Thank you so much for your insight!
It is so funny that people are mentioning cereal. When my daughter was diagnosed 4+ years ago, we assumed “bad” foods like cake, ice cream, and pie would make her BG go up more than others. But CEREAL has been one of the scariest things she can eat. I say scary because even if we use the special cereal bolus ratio her doctor gave us she still goes really low after a couple hours . Every person has different foods that they are sensitive to. If you and your daughter are aware, measure portions & count carbs accurately, and practice moderation she will be fine. Hang in there!
Thank you very much! We’ve been trying some of the ice cream brands suggested by others on the site and she is very happy! She’s really good about counting carbs, etc. She was diagnosed in mid-February and has really amazed us with her strength. She’s going to do very well. Particularly as she continues to hear such positive advice from those who know.
My daughter also enjoys her Ice cream with her brothers at night. her choice is HALO Ice-cream she says it has way less carbs
Dairy Queen makes a sugar free/fat free chocolate fudge bar that I like. It has 50 calories. DQ also makes an 80 calorie fat free “star” bar. If you purchase some of these, she will be able to join right in and feel special about it too.
there’s insulin for that! I don’t often push insulin for concentrated sugars, but I can. I’ve had type 1 for about 15 months. I got it when I was 61 years old, not that age matters. I was a man of certain traditions. . . including ice cream, frosted flakes or chocolate. I’ve thrown out the frosted flakes. I have had ice cream twice or three times, but not much. I had a few slices of cake too! If it’s dessert after a meal, I’d likely just give for it? In restaurants, it can be difficult. Last dinner out, I figured I’d just give two shots; one when I sat down with bread and appetizers and the other when the entree arrived. I wouldn’t mind giving a third shot if I decided to go with dessert.
Sometimes too, I’ll sit for some 60g dinner but give insulin for a 70g dinner, knowing full well, I’m going to have a few pieces of chocolate later. I love the Trader Joe’s dark chocolate covered peanut butter cups. They’re like 7g each and I’m okay with 2.
@vdenerson @tubamann2 @fatt-dad
Thank you! My daughter is definitely managing well. What an education this has been for her (and us!). She was diagnosed six weeks ago and has her second Endo appointment on Friday. Her numbers have become a bit more regular, but not as consistent as we had hoped (thought?). Still in safe range though. She has been much more relaxed in her diet; she keeps it very balanced, but since all these wonderful experienced folks have offered so many great suggestions, she’s back to eating occasional ice cream with her brothers. She’s doing well. Thank you for sharing your experiences.
My son can’t have watermelon. Shoots his sugar really high even if it’s just a little. Some foods will surprise you. Since she is so new maybe you could try having just a little of the ice cream. You might find some types of ice cream will effect more than others too. My son loves Chocolate ice cream and it barely make a move on his sugar but caramel shoots it really high
But as for the high, don’t let it upset you or your daughter too much. If it’s a little high no big deal.

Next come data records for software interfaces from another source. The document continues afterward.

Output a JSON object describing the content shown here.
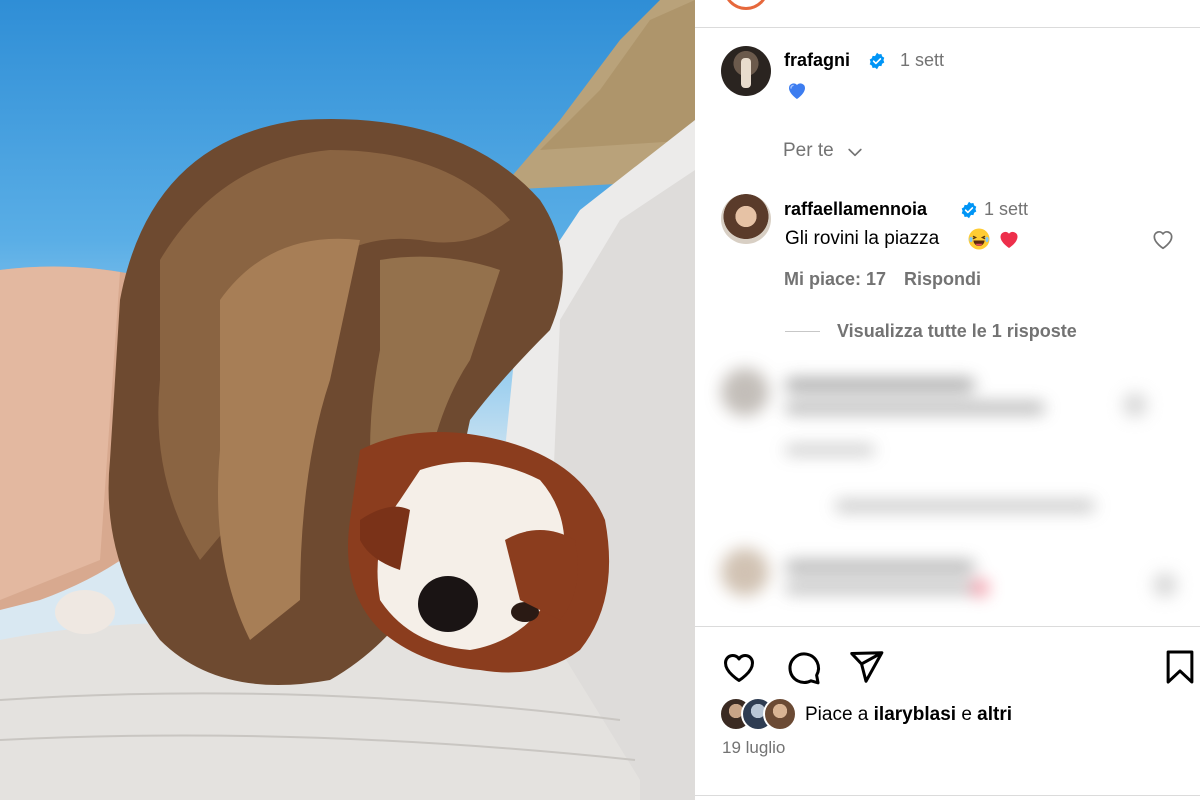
{
  "post": {
    "author": {
      "username": "frafagni",
      "verified": true,
      "time": "1 sett",
      "avatar_icon": "profile-photo"
    },
    "caption_emoji": "blue-heart-icon",
    "filter_label": "Per te"
  },
  "comments": [
    {
      "username": "raffaellamennoia",
      "verified": true,
      "time": "1 sett",
      "text": "Gli rovini la piazza",
      "emojis": [
        "laughing-emoji",
        "red-heart-emoji"
      ],
      "likes_label": "Mi piace: 17",
      "reply_label": "Rispondi",
      "view_replies": "Visualizza tutte le 1 risposte"
    }
  ],
  "actions": {
    "like_icon": "heart-icon",
    "comment_icon": "comment-icon",
    "share_icon": "send-icon",
    "save_icon": "bookmark-icon"
  },
  "likes": {
    "prefix": "Piace a ",
    "user": "ilaryblasi",
    "middle": " e ",
    "others": "altri"
  },
  "date": "19 luglio",
  "colors": {
    "verified": "#0095f6",
    "secondary_text": "#737373",
    "heart_red": "#ed4956"
  }
}
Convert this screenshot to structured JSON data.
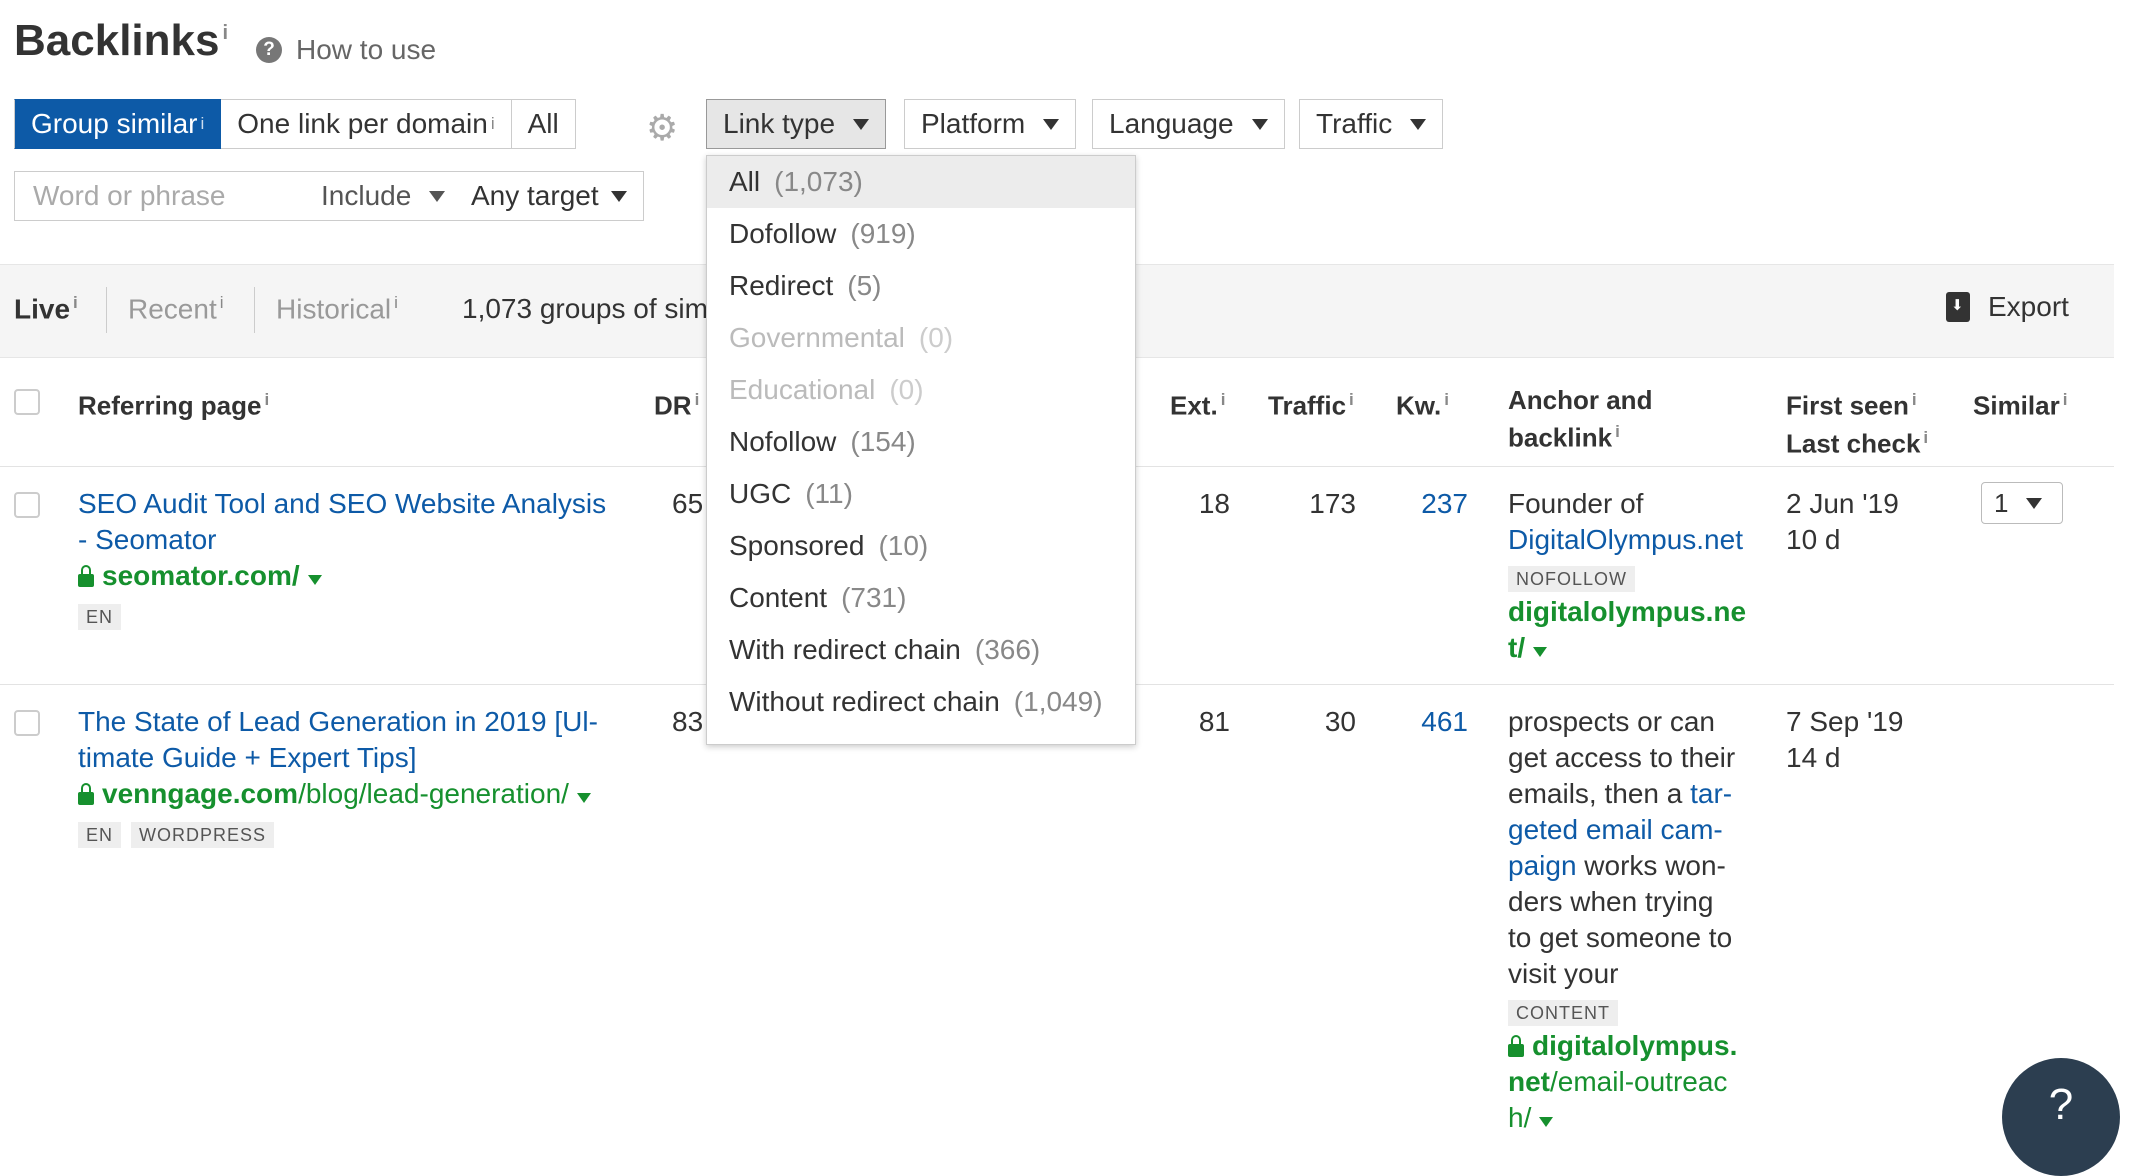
{
  "header": {
    "title": "Backlinks",
    "title_info": "i",
    "how_to_use": "How to use",
    "help_glyph": "?"
  },
  "group_mode": {
    "options": [
      {
        "label": "Group similar",
        "info": "i",
        "active": true
      },
      {
        "label": "One link per domain",
        "info": "i",
        "active": false
      },
      {
        "label": "All",
        "info": "",
        "active": false
      }
    ]
  },
  "filters": {
    "link_type": "Link type",
    "platform": "Platform",
    "language": "Language",
    "traffic": "Traffic"
  },
  "search": {
    "placeholder": "Word or phrase",
    "mode": "Include",
    "target": "Any target"
  },
  "history_tabs": {
    "live": "Live",
    "recent": "Recent",
    "historical": "Historical",
    "info": "i",
    "groups_summary": "1,073 groups of sim",
    "export": "Export"
  },
  "table": {
    "headers": {
      "referring_page": "Referring page",
      "dr": "DR",
      "ext": "Ext.",
      "traffic": "Traffic",
      "kw": "Kw.",
      "anchor_line1": "Anchor and",
      "anchor_line2": "backlink",
      "first_seen": "First seen",
      "last_check": "Last check",
      "similar": "Similar",
      "info": "i"
    },
    "rows": [
      {
        "title_line1": "SEO Audit Tool and SEO Website Analysis",
        "title_line2": "- Seomator",
        "domain": "seomator.com/",
        "path": "",
        "tags": [
          "EN"
        ],
        "dr": "65",
        "ext": "18",
        "traffic": "173",
        "kw": "237",
        "anchor_text_1": "Founder of",
        "anchor_link": "DigitalOlympus.net",
        "anchor_tag": "NOFOLLOW",
        "backlink_line1": "digitalolympus.ne",
        "backlink_line2": "t/",
        "first_seen": "2 Jun '19",
        "last_check": "10 d",
        "similar": "1"
      },
      {
        "title_line1": "The State of Lead Generation in 2019 [Ul-",
        "title_line2": "timate Guide + Expert Tips]",
        "domain": "venngage.com",
        "path": "/blog/lead-generation/",
        "tags": [
          "EN",
          "WORDPRESS"
        ],
        "dr": "83",
        "ext": "81",
        "traffic": "30",
        "kw": "461",
        "anchor_lines": [
          "prospects or can",
          "get access to their",
          "emails, then a "
        ],
        "anchor_link_parts": [
          "tar-",
          "geted email cam-",
          "paign"
        ],
        "anchor_tail_lines": [
          " works won-",
          "ders when trying",
          "to get someone to",
          "visit your"
        ],
        "anchor_tag": "CONTENT",
        "backlink_line1": "digitalolympus.",
        "backlink_line2_domain": "net",
        "backlink_line2_path": "/email-outreac",
        "backlink_line3": "h/",
        "first_seen": "7 Sep '19",
        "last_check": "14 d"
      }
    ]
  },
  "link_type_dropdown": {
    "items": [
      {
        "label": "All",
        "count": "(1,073)",
        "state": "hover"
      },
      {
        "label": "Dofollow",
        "count": "(919)",
        "state": ""
      },
      {
        "label": "Redirect",
        "count": "(5)",
        "state": ""
      },
      {
        "label": "Governmental",
        "count": "(0)",
        "state": "disabled"
      },
      {
        "label": "Educational",
        "count": "(0)",
        "state": "disabled"
      },
      {
        "label": "Nofollow",
        "count": "(154)",
        "state": ""
      },
      {
        "label": "UGC",
        "count": "(11)",
        "state": ""
      },
      {
        "label": "Sponsored",
        "count": "(10)",
        "state": ""
      },
      {
        "label": "Content",
        "count": "(731)",
        "state": ""
      },
      {
        "label": "With redirect chain",
        "count": "(366)",
        "state": ""
      },
      {
        "label": "Without redirect chain",
        "count": "(1,049)",
        "state": ""
      }
    ]
  },
  "colors": {
    "accent": "#0d5aa7",
    "link": "#0d5aa7",
    "domain_green": "#16902e",
    "help_button": "#2c3e50"
  }
}
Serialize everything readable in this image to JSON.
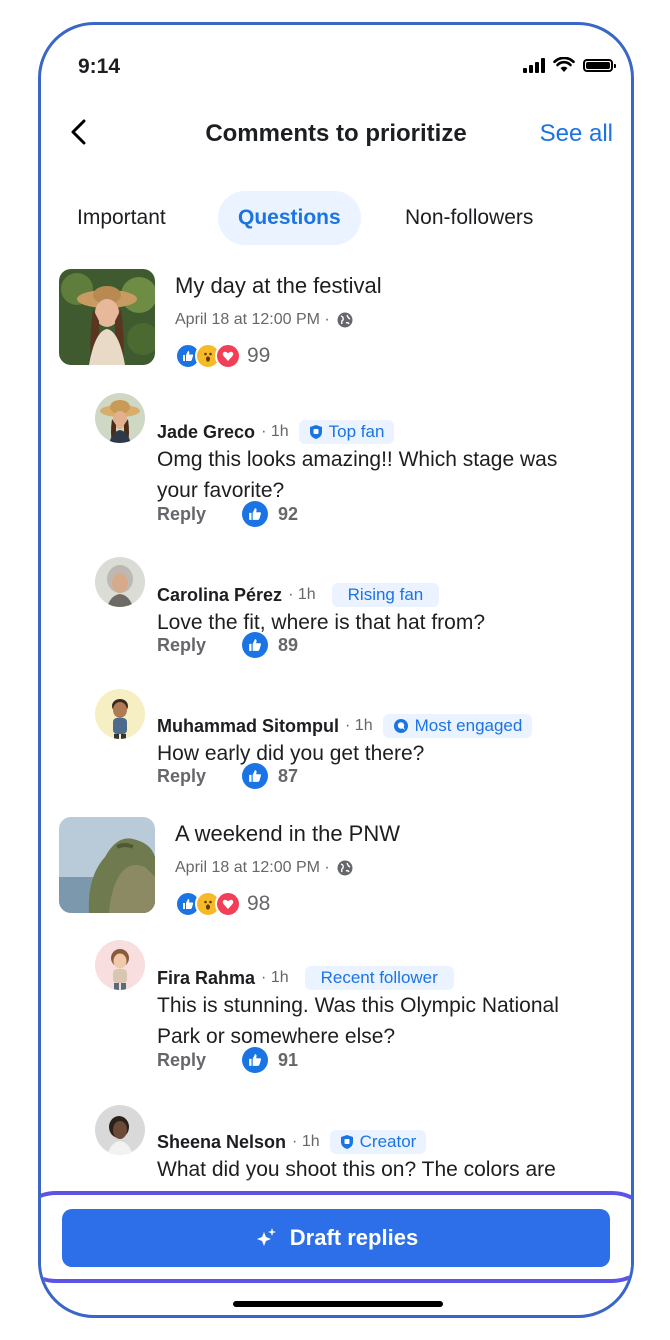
{
  "status_bar": {
    "time": "9:14"
  },
  "header": {
    "title": "Comments to prioritize",
    "see_all": "See all"
  },
  "tabs": [
    {
      "label": "Important",
      "active": false
    },
    {
      "label": "Questions",
      "active": true
    },
    {
      "label": "Non-followers",
      "active": false
    }
  ],
  "posts": [
    {
      "title": "My day at the festival",
      "meta": "April 18 at 12:00 PM ·",
      "reactions": [
        "like",
        "wow",
        "love"
      ],
      "reaction_count": "99",
      "comments": [
        {
          "name": "Jade Greco",
          "time": "· 1h",
          "badge": "Top fan",
          "badge_icon": "shield-icon",
          "text": "Omg this looks amazing!! Which stage was your favorite?",
          "reply": "Reply",
          "likes": "92"
        },
        {
          "name": "Carolina Pérez",
          "time": "· 1h",
          "badge": "Rising fan",
          "badge_icon": "",
          "text": "Love the fit, where is that hat from?",
          "reply": "Reply",
          "likes": "89"
        },
        {
          "name": "Muhammad Sitompul",
          "time": "· 1h",
          "badge": "Most engaged",
          "badge_icon": "chat-icon",
          "text": "How early did you get there?",
          "reply": "Reply",
          "likes": "87"
        }
      ]
    },
    {
      "title": "A weekend in the PNW",
      "meta": "April 18 at 12:00 PM ·",
      "reactions": [
        "like",
        "wow",
        "love"
      ],
      "reaction_count": "98",
      "comments": [
        {
          "name": "Fira Rahma",
          "time": "· 1h",
          "badge": "Recent follower",
          "badge_icon": "",
          "text": "This is stunning. Was this Olympic National Park or somewhere else?",
          "reply": "Reply",
          "likes": "91"
        },
        {
          "name": "Sheena Nelson",
          "time": "· 1h",
          "badge": "Creator",
          "badge_icon": "shield-icon",
          "text": "What did you shoot this on? The colors are incredible",
          "reply": "",
          "likes": ""
        }
      ]
    }
  ],
  "draft_button": {
    "label": "Draft replies"
  },
  "colors": {
    "accent": "#1b74e4",
    "button": "#2d6fe8",
    "highlight_ring": "#5b54e6",
    "phone_frame": "#3a66c8"
  }
}
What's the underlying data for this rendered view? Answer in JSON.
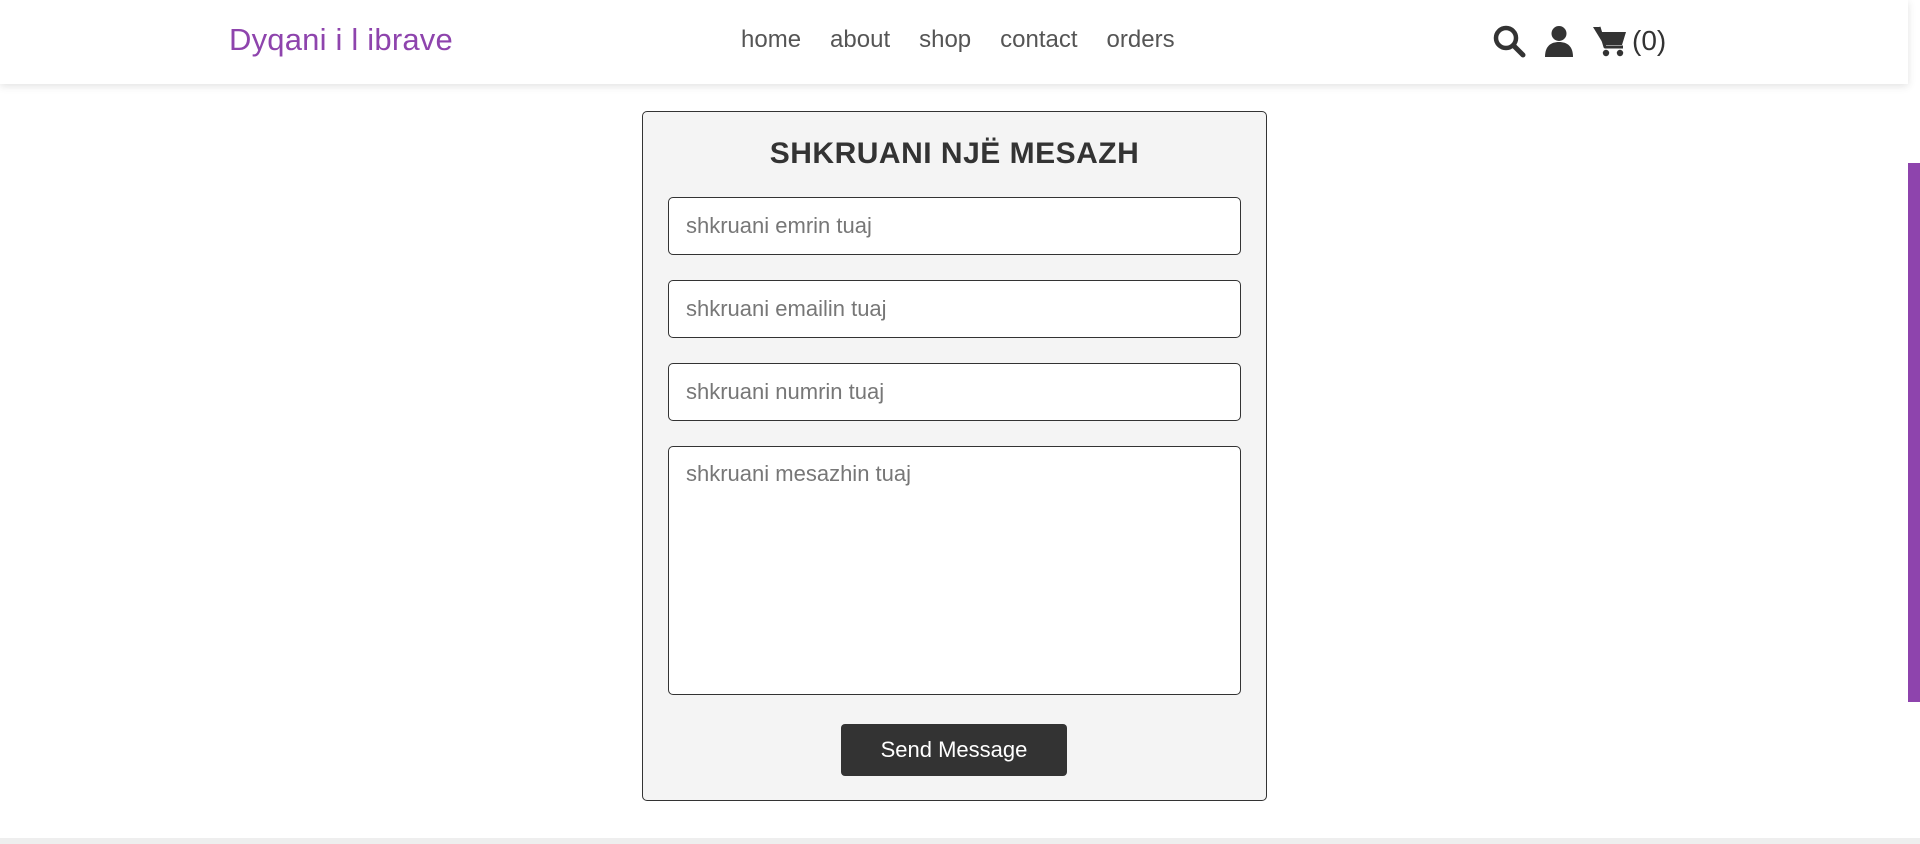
{
  "header": {
    "logo": "Dyqani i l ibrave",
    "nav": [
      "home",
      "about",
      "shop",
      "contact",
      "orders"
    ],
    "icons": {
      "search": "search-icon",
      "user": "user-icon",
      "cart": "cart-icon"
    },
    "cart_count": "(0)"
  },
  "form": {
    "title": "SHKRUANI NJË MESAZH",
    "name_placeholder": "shkruani emrin tuaj",
    "email_placeholder": "shkruani emailin tuaj",
    "number_placeholder": "shkruani numrin tuaj",
    "message_placeholder": "shkruani mesazhin tuaj",
    "send_label": "Send Message"
  },
  "colors": {
    "brand": "#8e44ad",
    "dark": "#333333",
    "form_bg": "#f4f4f4"
  }
}
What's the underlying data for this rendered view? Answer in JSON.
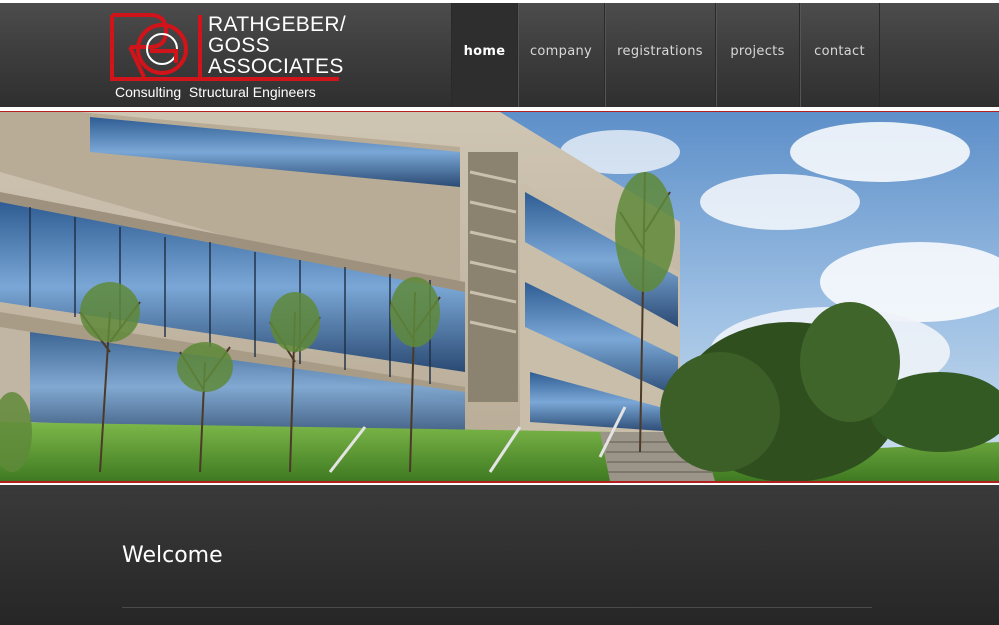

My son had had sugars that are good all day then they will jump to 300. I think oh no. The next time he eats it’s back to being normal again. As time goes on you will learn what is an important number to pay close attention to and what was a food that just didn’t do well with you. It is learning process. But if you don’t try those foods you will never know. I hope this helps. God bless you and your family